Sunday, January 10, 2016

FTC Fines Software Maker over False Data Encryption Claims

FTC Fines Software Maker over False Data Encryption Claims 

Software vendor lies about encryption, gets big-time fine

Jan 10, 2016 11:03 GMT  ·  By
The US Federal Trade Commission (FTC) has fined a software vendor for lying about its product's encryption capabilities, despite being publicly warned by US Computer Emergency Readiness Team (CERT) not to do so.
In 2012, software vendor Henry Schein released Dentrix G5, a powerful piece of software for helping dentists manage their day-to-day operations.
In the software's brochure, Henry Schein said the following: "The database also provides new encryption capabilities that can help keep patient records safe and secure. And of course, encryption plays a key role in your efforts to stay compliant with HIPAA security standards."

The software vendor was lying through its teeth
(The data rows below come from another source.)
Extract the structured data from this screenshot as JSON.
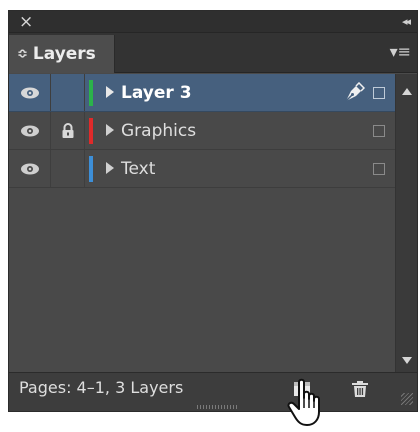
{
  "window": {
    "close_glyph": "×",
    "collapse_glyph": "◂◂"
  },
  "tab": {
    "updown_glyph": "≎",
    "label": "Layers",
    "menu_glyph": "▾≡"
  },
  "layers": [
    {
      "name": "Layer 3",
      "color": "#2bb34a",
      "visible": true,
      "locked": false,
      "selected": true,
      "targeted": true
    },
    {
      "name": "Graphics",
      "color": "#e02a2a",
      "visible": true,
      "locked": true,
      "selected": false,
      "targeted": false
    },
    {
      "name": "Text",
      "color": "#3d8fd8",
      "visible": true,
      "locked": false,
      "selected": false,
      "targeted": false
    }
  ],
  "footer": {
    "status": "Pages: 4–1, 3 Layers"
  },
  "colors": {
    "panel_bg": "#4a4a4a",
    "selection": "#46607e",
    "header": "#333333"
  }
}
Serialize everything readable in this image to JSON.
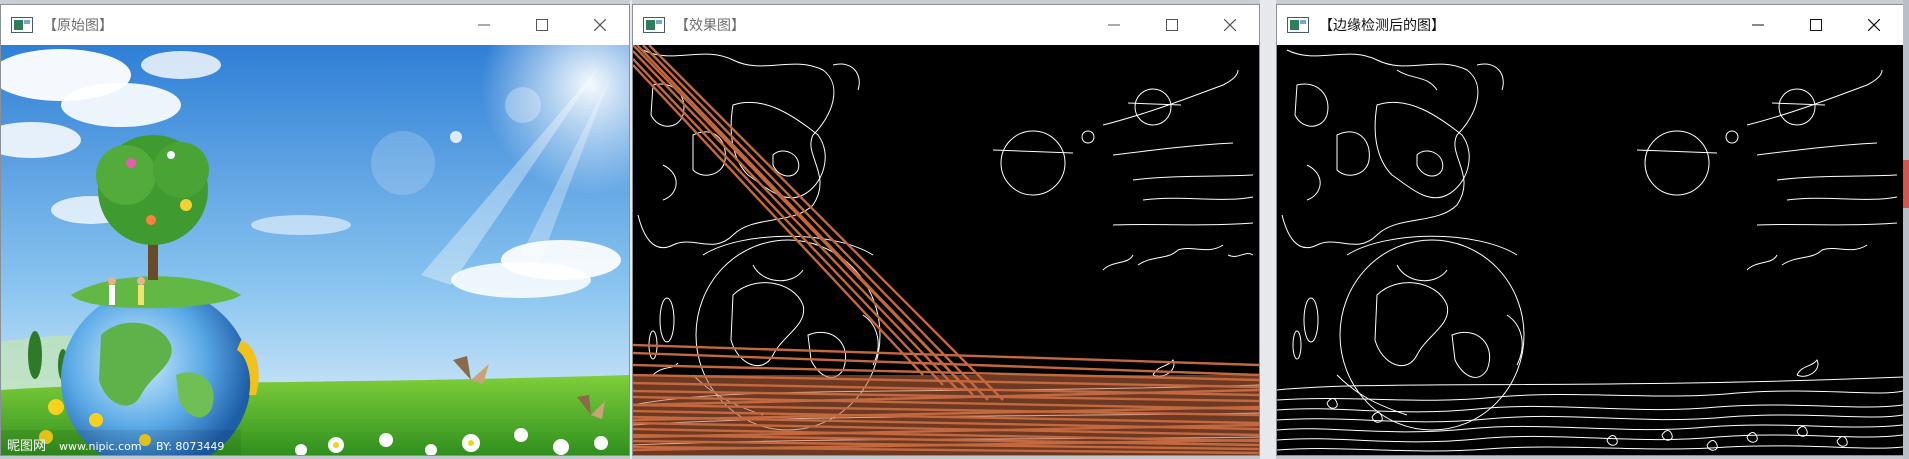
{
  "desktop": {
    "strip_color": "#c9cdd4"
  },
  "windows": [
    {
      "title": "【原始图】",
      "title_color": "#6d6d6d",
      "icon": "image-window-icon",
      "controls": [
        "minimize-icon",
        "maximize-icon",
        "close-icon"
      ],
      "watermark": {
        "site_text": "昵图网",
        "url_text": "www.nipic.com",
        "by_text": "BY: 8073449"
      }
    },
    {
      "title": "【效果图】",
      "title_color": "#6d6d6d",
      "icon": "image-window-icon",
      "controls": [
        "minimize-icon",
        "maximize-icon",
        "close-icon"
      ],
      "line_color": "#c4683f"
    },
    {
      "title": "【边缘检测后的图】",
      "title_color": "#111111",
      "icon": "image-window-icon",
      "controls": [
        "minimize-icon",
        "maximize-icon",
        "close-icon"
      ]
    }
  ]
}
The HIPAA (Health Insurance Portability and Accountability Act) security standards say that data should be encrypted with top-grade encryption algorithms like AES (Advanced Encryption Standard) and higher. HIPAA also claims that a company that has lost a laptop containing medical information is exempted from reporting a data breach incident to law authorities if the medical data was encrypted (with AES and higher).
As US-CERT learned in 2013, Henry Schein's Gentrix G5 did not use minimal HIPAA encryption levels, despite saying so in its brochures, online website, newspaper interviews, and newsletters.
The US-CERT team issued a public vulnerability note in June 2013, warning Henry Schein customers of the lack of proper encryption in its product. The warning also addressed an issue with a similar software product sold by Faircom, another software maker.
According to CERT, both companies used DES (Data Encryption Standard) to secure data. DES is an outdated symmetric-key method of data encryption.
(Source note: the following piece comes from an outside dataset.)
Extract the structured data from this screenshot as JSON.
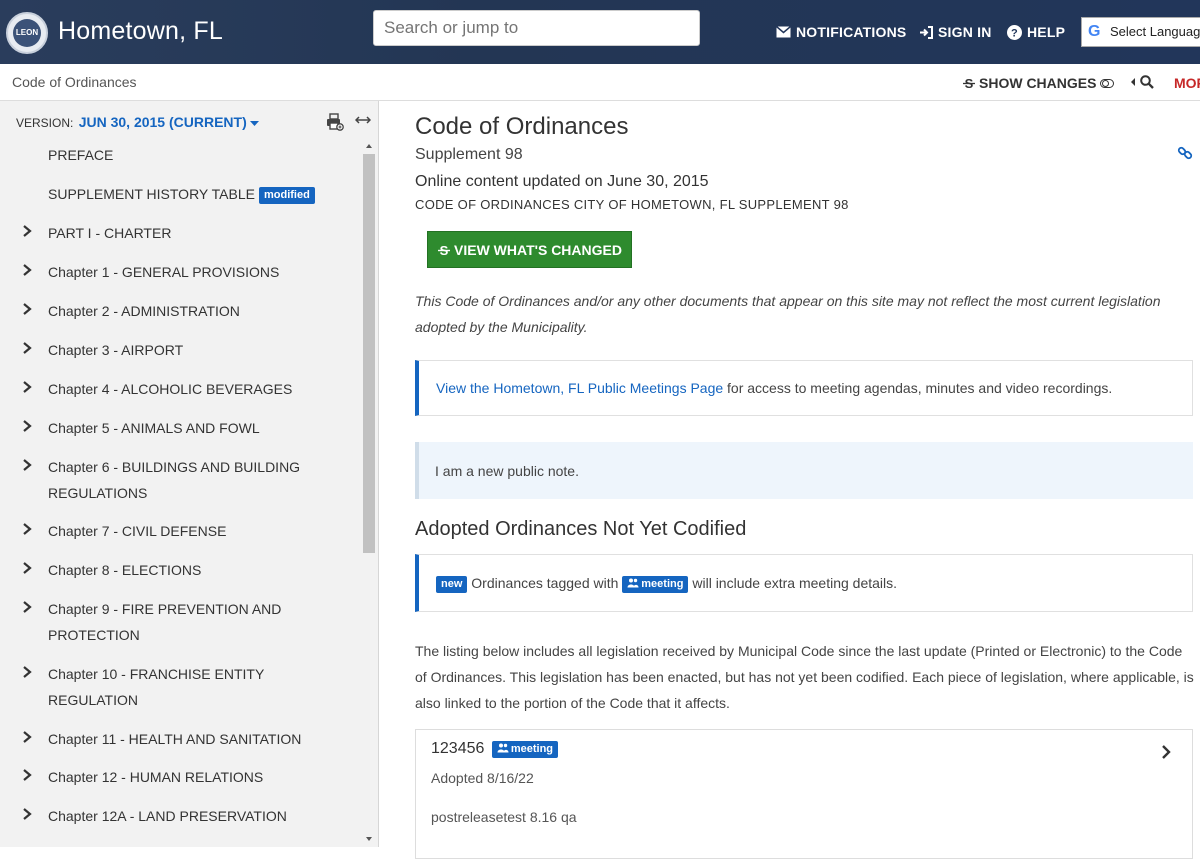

Henry Schein continued to sell the product using false advertising

Despite the CERT warning, Henry Schein continued to sell the Gentrix G5 software for another year, until January 2014, claiming to have powerful encryption, compliant with HIPAA security standards.
Additionally, after the US-CERT warning, the company also failed to inform prior buyers that the software was not actually HIPAA compliant.
As the FTC started an investigation, after January 2014, Henry Schein changed its promotional materials, replacing "data encryption" to "data camouflage."
On January 5, 2015, the FTC reached a settlement with Henry Schein, fining the company $250,000 / €228,000. Henry Schein will also have to inform prior clients of its deceptive advertising, which will probably result in charge-backs and some extra lawsuits.
Here are some other false claims made by Henry Schein (there are many more):
"The SQL database also offers improved protection by storing customer data in an encrypted format. With ever-increasing data protection regulations, Dentrix G5 provides an important line of defense for both patient and practitioner," via the company's newsletter.
"With medical professionals under strict regulatory obligations to protect their patients’ personal health information, the new Dentrix G5 database provides an important line of defense for both patient and practitioner," statements to the Dentrix Magazine.

1 comment:
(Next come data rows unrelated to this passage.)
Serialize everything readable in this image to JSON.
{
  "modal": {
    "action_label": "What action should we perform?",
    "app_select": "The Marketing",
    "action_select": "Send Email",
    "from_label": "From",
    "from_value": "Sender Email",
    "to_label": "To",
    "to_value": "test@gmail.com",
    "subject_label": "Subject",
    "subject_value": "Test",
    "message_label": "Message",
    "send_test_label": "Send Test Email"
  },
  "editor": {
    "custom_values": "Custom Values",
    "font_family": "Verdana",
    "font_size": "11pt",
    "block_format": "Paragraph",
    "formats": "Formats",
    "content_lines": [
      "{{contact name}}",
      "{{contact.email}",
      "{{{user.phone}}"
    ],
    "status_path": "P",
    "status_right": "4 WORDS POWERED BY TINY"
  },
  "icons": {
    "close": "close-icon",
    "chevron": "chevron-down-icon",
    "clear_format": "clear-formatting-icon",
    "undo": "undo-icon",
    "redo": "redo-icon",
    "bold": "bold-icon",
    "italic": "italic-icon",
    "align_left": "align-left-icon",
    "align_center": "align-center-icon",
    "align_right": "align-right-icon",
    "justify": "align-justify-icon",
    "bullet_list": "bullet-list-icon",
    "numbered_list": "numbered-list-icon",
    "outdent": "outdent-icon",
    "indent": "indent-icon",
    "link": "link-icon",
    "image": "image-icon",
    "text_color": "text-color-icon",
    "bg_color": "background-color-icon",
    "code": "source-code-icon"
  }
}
  1. Indeed, Indeed, data security is ‘hot’ topic since cloud technology has turned out to be worth using for business. It is definitely known that businesses use virtual data rooms as remote data repositories for business documentation and undoubtedly security must be on the highest level.